Action item>
Return every line below in which "icon" appears.

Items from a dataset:

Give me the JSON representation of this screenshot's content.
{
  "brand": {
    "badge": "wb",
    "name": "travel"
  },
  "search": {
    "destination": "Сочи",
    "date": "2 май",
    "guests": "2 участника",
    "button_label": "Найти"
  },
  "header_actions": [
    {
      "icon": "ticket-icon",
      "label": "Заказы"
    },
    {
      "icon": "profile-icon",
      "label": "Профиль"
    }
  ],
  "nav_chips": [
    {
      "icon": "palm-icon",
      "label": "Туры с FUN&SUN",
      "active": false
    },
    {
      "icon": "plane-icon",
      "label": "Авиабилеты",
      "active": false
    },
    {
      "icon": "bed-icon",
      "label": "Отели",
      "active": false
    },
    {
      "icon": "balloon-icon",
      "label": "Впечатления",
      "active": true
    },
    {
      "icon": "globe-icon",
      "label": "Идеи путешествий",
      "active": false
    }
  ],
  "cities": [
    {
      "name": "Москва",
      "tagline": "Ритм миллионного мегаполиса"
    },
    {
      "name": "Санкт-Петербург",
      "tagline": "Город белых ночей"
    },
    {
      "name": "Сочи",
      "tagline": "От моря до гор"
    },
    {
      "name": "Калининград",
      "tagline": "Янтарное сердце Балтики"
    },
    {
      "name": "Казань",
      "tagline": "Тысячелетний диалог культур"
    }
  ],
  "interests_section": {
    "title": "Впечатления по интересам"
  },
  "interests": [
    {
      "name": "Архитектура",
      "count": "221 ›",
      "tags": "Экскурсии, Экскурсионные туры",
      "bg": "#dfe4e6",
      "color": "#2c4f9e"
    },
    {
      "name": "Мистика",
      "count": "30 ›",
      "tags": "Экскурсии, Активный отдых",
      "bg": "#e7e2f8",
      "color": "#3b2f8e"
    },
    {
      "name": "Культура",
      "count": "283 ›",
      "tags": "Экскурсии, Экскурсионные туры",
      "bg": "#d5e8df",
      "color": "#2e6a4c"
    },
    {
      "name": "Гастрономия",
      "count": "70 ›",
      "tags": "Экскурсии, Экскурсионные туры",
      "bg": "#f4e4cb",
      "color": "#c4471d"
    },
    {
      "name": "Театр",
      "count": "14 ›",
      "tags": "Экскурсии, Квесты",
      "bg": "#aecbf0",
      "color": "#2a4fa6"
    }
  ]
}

Answer>
      "icon": "ticket-icon",
      "icon": "profile-icon",
      "icon": "palm-icon",
      "icon": "plane-icon",
      "icon": "bed-icon",
      "icon": "balloon-icon",
      "icon": "globe-icon",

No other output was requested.